Learn How to Play Poker

Poker is a card game in which players make a five-card hand by using cards they have and the cards on the board to win the pot (also known as the pot limit). Although there are many different variations of poker, each one has certain essential features. The main objective is to get a hand that has more value than other players’ hands and, therefore, wins the pot. This can be achieved either by showing a superior hand or by bluffing. A player can also win by calling a bet made by another player, even though they don’t have a superior hand.

A good poker player can read the other players in the table. This is important because it allows them to change their strategy based on the other players’ actions and reading subtle body language tells. The best way to learn how to play poker is to watch experienced players and try to emulate their behavior. This will help you develop quick instincts and improve your performance at the table.

There are a few basic rules that all poker players must follow. First, you must always play within your bankroll. It is a card game, after all, and it is easy to get carried away and spend more money than you have. To avoid this, you should stick to a strict bankroll and keep track of how much money you have spent.

After each deal, the players take turns betting. This is called “going in.” The player who makes the first bet places chips into the pot, representing his contribution to the bet. Each subsequent player must place chips in the pot equal to or greater than the amount placed by the previous player. The player who puts the most chips into the pot is considered the strongest hand.

The dealer deals each player two cards. Then the players can check, raise, or fold their hands. When the other players have folded, the dealer reveals the cards. The highest-ranked hand wins the pot. In the event that more than one player has a high-ranked hand, then the pot is split.

The most important skill in poker is knowing what kind of hand to expect on each flop.

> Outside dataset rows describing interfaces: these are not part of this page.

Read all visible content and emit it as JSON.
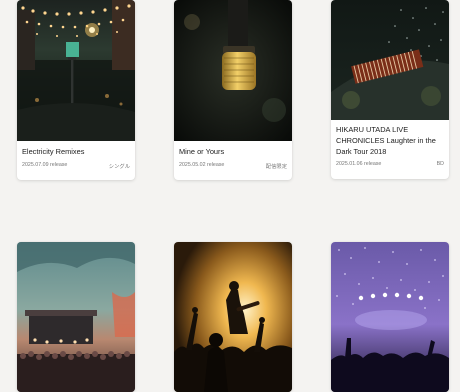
{
  "releases": [
    {
      "title": "Electricity Remixes",
      "date": "2025.07.09 release",
      "format": "シングル",
      "artwork": "night-street-lanterns-photo"
    },
    {
      "title": "Mine or Yours",
      "date": "2025.05.02 release",
      "format": "配信限定",
      "artwork": "vintage-microphone-photo"
    },
    {
      "title": "HIKARU UTADA LIVE CHRONICLES Laughter in the Dark Tour 2018",
      "date": "2025.01.06 release",
      "format": "BD",
      "artwork": "stage-piano-confetti-photo"
    },
    {
      "title": "",
      "date": "",
      "format": "",
      "artwork": "outdoor-festival-stage-photo"
    },
    {
      "title": "",
      "date": "",
      "format": "",
      "artwork": "concert-crowd-spotlight-photo"
    },
    {
      "title": "",
      "date": "",
      "format": "",
      "artwork": "purple-confetti-stage-photo"
    }
  ]
}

This is where studying hand frequencies and EV estimation comes into play. Eventually, these concepts will become second nature to you and will automatically factor into your decision making.